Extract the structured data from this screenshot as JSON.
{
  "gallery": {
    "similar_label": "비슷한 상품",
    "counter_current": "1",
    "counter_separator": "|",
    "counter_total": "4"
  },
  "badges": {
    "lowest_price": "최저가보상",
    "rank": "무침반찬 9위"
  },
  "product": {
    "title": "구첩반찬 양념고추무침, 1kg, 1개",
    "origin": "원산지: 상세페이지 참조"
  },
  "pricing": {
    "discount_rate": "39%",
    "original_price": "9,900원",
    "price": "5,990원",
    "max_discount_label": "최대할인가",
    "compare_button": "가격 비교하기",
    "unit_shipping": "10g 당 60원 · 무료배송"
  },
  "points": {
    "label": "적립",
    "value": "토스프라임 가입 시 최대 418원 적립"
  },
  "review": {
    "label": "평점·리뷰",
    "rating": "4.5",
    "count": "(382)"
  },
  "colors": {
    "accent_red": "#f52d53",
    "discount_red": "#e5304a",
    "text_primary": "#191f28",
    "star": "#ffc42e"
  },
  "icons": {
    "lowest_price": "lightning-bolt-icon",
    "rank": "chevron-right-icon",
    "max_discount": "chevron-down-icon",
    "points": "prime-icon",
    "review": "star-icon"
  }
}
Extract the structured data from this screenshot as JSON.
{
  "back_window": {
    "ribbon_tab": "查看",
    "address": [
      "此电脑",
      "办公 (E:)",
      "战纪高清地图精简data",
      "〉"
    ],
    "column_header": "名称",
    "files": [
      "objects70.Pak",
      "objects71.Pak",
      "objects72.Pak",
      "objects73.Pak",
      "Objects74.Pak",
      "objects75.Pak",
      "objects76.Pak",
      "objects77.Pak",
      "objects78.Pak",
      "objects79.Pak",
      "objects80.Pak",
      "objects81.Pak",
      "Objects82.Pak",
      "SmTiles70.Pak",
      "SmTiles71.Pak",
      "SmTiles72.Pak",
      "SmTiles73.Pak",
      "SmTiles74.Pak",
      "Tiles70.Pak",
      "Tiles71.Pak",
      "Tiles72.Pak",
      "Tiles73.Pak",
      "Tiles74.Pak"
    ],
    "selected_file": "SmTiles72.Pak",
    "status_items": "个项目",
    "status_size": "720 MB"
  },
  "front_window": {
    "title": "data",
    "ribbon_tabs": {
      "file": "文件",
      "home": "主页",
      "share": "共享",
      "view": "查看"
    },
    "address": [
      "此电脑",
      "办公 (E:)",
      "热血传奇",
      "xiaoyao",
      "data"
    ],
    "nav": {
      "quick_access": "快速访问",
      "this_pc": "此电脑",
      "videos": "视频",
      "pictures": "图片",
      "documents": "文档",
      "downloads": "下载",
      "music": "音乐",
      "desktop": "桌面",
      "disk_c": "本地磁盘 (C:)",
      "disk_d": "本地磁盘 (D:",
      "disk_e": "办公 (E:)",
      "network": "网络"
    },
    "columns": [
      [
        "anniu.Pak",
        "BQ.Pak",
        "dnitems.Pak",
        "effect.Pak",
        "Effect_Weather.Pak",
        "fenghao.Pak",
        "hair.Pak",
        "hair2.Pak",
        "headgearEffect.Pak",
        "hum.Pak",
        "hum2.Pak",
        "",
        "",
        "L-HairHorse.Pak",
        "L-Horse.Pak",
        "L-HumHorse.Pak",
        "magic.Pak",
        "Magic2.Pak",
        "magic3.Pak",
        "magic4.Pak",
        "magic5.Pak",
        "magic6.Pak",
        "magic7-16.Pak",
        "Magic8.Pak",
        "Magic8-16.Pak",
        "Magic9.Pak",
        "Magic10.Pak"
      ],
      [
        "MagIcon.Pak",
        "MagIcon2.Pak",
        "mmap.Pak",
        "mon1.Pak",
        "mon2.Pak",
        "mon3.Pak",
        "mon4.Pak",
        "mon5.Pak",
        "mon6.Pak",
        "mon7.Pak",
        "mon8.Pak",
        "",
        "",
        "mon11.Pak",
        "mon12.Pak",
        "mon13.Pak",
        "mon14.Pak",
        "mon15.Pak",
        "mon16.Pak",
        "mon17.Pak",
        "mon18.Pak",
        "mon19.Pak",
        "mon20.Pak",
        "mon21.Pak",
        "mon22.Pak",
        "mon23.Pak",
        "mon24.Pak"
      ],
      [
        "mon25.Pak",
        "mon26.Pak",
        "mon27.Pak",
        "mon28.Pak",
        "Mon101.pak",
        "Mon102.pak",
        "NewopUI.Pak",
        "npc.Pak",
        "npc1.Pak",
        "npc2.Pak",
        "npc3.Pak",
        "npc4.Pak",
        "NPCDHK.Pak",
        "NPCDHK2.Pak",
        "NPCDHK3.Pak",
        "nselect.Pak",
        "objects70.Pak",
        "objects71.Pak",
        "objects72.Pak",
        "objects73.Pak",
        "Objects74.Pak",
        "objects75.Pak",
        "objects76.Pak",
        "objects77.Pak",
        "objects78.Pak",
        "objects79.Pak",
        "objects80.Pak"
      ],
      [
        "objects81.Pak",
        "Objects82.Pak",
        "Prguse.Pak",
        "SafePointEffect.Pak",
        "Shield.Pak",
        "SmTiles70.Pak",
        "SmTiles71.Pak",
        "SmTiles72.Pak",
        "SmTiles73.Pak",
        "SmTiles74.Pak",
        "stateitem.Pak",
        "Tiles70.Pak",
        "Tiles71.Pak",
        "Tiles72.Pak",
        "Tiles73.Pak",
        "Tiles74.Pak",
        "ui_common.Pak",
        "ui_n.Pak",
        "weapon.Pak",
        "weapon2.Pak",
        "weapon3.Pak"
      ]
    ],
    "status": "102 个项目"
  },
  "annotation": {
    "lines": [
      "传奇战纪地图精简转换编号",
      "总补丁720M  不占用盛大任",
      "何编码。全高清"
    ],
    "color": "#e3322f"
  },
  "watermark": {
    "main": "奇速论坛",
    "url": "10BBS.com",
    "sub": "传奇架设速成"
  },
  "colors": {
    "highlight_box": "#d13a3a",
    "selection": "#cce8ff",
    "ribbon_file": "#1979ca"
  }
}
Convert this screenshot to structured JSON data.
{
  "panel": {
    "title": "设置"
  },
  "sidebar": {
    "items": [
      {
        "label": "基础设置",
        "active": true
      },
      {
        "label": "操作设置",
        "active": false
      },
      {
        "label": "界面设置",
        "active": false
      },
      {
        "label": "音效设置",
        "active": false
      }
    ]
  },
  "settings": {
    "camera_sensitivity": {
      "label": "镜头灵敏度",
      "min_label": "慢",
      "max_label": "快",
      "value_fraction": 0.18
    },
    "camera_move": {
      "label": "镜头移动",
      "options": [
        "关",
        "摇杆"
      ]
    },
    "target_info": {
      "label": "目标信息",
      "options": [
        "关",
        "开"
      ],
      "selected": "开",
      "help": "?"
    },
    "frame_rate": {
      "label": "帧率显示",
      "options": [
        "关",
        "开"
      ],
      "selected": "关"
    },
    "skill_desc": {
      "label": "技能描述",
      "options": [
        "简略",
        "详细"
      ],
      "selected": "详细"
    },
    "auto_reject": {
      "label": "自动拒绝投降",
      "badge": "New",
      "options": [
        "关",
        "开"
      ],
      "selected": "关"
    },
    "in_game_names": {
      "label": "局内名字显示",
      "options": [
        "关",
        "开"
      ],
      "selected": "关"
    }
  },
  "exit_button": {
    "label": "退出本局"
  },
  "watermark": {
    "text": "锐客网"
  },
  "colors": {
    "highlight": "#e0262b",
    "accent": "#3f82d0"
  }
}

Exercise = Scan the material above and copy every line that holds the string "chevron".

Response area =
    "rank": "chevron-right-icon",
    "max_discount": "chevron-down-icon",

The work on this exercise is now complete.